═══ Records for this exercise ═══
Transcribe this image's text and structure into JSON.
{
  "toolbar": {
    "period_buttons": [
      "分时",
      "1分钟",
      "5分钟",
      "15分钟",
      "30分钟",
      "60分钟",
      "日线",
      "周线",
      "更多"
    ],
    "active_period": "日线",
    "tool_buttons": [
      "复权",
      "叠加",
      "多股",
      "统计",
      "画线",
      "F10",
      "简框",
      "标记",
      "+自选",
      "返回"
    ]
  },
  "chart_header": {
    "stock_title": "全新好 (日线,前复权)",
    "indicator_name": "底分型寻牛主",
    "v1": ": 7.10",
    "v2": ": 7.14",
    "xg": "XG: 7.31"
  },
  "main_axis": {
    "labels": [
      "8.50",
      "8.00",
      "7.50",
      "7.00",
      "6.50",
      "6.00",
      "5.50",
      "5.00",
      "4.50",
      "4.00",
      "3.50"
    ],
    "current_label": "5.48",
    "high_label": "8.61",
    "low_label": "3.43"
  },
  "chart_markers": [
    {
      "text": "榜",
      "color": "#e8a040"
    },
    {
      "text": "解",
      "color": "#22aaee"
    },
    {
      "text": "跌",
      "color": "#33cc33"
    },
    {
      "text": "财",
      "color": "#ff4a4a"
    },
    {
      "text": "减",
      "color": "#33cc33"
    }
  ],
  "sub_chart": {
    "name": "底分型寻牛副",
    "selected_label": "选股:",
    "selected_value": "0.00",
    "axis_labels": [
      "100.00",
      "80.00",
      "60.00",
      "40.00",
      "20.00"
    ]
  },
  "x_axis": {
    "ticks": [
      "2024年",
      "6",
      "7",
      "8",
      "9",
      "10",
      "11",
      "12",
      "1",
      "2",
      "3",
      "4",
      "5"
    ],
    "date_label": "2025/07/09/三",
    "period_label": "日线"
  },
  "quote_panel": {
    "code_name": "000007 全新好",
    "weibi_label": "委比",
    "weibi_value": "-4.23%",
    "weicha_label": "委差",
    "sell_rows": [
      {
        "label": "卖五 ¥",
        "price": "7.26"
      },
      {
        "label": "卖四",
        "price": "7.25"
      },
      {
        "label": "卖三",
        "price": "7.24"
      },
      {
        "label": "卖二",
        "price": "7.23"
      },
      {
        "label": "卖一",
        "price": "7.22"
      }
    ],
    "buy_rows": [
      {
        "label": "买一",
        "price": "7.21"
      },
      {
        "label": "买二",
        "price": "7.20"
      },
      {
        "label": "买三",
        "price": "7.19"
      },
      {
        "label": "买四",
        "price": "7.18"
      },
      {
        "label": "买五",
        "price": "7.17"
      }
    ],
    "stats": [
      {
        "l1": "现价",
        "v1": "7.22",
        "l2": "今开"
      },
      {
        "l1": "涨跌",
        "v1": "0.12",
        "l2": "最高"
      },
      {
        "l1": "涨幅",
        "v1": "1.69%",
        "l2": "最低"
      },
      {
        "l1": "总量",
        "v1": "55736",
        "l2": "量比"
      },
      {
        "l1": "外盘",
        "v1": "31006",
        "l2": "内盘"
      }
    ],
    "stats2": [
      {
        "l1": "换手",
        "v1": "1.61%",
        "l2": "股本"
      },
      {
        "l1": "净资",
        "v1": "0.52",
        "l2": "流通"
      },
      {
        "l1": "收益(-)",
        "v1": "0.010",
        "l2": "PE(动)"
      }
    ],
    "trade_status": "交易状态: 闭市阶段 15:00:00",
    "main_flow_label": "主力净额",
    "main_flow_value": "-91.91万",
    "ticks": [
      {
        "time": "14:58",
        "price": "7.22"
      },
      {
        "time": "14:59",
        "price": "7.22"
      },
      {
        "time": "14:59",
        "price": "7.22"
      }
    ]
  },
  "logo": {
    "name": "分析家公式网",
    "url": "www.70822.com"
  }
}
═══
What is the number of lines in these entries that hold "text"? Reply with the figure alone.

6